• [WHAT TO PRODUCE]
Work out how many lines in the data below contain the string "vendor", and reply with that figure alone.

• [INPUT DATA]
__________________________________________________

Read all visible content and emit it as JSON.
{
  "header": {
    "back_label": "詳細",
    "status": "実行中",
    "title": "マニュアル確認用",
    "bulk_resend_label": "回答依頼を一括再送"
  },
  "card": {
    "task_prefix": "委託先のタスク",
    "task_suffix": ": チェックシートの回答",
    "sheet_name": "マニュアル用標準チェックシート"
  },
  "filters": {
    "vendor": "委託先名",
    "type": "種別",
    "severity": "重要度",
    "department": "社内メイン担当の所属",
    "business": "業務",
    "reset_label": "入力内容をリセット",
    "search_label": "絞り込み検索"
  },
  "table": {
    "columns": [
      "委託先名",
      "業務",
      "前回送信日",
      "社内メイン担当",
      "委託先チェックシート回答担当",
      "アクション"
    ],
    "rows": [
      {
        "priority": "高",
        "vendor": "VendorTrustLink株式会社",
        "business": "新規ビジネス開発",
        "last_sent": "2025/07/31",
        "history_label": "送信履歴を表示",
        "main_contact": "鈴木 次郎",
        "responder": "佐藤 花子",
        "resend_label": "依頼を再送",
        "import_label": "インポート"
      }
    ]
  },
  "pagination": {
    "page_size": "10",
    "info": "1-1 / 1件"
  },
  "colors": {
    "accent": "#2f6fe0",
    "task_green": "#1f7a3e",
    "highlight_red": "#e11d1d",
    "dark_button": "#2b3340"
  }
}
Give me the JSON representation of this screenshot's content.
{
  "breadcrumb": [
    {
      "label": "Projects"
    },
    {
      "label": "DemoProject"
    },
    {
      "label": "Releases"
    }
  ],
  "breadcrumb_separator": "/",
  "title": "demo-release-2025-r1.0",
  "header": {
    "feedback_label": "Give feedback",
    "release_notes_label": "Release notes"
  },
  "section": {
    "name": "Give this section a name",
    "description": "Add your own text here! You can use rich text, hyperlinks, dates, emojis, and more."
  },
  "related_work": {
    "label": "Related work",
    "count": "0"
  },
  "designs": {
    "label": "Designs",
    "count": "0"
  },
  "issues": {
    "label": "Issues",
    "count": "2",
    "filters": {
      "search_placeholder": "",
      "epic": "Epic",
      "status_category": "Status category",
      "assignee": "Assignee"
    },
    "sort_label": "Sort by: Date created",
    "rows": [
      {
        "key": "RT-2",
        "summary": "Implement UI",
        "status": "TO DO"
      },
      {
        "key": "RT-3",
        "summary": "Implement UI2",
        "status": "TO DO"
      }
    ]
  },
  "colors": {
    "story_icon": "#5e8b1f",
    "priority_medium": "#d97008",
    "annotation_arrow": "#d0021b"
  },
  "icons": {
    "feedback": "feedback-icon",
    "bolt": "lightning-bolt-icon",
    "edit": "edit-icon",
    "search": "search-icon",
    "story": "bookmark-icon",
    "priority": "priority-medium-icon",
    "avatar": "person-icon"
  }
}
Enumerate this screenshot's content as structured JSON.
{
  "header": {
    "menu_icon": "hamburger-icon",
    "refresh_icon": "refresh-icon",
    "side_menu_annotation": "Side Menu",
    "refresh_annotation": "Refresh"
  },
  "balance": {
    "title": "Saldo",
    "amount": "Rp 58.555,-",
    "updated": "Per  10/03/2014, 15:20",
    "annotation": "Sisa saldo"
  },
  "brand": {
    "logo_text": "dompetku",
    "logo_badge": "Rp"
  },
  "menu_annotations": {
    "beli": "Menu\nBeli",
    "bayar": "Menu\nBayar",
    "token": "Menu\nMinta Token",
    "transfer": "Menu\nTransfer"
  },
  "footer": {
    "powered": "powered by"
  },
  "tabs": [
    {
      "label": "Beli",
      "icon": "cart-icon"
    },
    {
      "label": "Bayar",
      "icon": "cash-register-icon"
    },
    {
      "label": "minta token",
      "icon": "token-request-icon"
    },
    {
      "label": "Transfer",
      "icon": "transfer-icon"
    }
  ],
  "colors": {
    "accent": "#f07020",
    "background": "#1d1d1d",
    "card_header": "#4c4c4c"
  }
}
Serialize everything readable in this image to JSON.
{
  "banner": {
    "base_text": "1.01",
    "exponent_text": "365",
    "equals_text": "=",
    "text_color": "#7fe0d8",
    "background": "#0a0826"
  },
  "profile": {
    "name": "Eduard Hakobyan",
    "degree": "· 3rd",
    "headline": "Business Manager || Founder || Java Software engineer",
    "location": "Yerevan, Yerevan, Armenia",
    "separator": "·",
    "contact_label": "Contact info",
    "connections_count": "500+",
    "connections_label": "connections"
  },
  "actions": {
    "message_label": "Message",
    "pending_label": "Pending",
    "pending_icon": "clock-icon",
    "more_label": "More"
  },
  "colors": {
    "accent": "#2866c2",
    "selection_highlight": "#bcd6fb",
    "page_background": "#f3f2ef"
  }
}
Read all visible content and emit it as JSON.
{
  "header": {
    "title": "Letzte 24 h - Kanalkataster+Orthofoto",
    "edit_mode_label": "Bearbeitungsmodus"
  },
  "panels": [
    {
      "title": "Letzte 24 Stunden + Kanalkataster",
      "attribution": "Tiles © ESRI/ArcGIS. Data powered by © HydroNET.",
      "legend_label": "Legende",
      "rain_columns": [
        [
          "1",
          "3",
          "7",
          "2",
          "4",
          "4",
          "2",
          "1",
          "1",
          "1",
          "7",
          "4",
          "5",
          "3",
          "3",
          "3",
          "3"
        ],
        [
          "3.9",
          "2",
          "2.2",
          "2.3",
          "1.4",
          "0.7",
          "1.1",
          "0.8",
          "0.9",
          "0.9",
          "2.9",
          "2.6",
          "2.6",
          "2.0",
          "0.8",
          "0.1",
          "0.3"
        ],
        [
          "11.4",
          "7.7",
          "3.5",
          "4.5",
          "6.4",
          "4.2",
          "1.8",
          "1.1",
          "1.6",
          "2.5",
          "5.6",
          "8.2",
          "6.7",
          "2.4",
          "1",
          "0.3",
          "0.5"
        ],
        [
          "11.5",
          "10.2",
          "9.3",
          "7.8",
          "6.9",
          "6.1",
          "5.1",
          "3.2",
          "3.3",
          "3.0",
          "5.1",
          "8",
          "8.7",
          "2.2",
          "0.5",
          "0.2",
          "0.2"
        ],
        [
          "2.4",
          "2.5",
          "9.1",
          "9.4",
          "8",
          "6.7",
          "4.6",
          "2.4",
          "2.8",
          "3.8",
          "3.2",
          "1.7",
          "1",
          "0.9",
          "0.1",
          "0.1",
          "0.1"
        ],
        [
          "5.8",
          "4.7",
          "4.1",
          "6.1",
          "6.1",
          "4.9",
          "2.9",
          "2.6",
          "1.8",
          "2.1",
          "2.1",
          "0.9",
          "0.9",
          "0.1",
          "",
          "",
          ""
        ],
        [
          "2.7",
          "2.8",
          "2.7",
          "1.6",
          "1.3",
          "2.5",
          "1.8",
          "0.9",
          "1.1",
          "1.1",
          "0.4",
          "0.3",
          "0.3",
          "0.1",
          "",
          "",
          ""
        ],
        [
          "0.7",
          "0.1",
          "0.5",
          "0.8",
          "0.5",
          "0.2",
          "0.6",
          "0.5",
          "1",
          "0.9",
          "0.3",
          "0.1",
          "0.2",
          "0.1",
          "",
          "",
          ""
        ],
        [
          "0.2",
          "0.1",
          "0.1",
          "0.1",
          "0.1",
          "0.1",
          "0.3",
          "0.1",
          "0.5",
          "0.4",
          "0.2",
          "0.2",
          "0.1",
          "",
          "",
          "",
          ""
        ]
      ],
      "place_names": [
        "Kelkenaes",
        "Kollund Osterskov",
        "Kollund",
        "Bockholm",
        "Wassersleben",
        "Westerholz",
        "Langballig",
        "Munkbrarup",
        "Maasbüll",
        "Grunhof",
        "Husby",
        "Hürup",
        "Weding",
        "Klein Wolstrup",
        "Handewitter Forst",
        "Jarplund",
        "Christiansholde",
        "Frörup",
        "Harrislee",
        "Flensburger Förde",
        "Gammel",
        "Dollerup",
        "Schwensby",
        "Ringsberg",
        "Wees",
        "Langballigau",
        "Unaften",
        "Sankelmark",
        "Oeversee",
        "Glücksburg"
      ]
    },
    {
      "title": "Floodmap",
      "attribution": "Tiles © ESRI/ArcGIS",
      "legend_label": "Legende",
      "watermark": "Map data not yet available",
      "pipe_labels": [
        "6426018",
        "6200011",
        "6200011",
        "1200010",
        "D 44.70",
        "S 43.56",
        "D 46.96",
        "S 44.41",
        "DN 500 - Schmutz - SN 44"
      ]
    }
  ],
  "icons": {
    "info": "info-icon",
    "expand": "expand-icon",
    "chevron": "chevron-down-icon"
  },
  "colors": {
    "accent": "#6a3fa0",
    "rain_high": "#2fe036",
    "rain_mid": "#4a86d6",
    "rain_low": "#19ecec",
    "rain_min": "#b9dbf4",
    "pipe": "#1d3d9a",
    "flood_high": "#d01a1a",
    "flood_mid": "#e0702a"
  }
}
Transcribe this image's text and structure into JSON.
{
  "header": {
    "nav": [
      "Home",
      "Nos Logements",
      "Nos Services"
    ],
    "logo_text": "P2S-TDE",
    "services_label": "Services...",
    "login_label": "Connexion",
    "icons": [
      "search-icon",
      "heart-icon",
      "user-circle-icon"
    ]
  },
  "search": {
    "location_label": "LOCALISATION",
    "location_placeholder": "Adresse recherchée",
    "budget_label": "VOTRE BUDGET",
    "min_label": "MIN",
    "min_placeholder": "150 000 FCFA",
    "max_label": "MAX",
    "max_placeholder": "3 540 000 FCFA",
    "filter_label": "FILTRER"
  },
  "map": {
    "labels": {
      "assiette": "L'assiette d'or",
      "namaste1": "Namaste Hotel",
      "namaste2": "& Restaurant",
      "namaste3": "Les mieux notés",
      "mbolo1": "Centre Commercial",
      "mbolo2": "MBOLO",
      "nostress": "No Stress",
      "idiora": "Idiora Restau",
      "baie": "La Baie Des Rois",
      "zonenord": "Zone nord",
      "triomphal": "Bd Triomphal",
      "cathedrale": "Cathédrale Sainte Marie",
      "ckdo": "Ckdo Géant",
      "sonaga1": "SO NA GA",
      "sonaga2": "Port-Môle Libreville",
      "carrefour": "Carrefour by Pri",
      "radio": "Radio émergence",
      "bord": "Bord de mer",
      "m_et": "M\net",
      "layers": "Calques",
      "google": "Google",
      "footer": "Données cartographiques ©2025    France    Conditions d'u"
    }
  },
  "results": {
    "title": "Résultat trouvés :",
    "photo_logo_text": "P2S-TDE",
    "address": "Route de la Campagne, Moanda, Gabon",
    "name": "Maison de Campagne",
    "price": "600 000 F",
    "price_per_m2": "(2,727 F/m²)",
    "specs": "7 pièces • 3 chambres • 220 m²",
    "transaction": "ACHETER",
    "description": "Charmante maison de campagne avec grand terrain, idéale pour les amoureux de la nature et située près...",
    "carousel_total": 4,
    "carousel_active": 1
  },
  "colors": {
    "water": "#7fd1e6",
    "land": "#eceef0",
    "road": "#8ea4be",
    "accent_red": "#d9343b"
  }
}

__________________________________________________

• [ANSWER TO THE PROBLEM]
2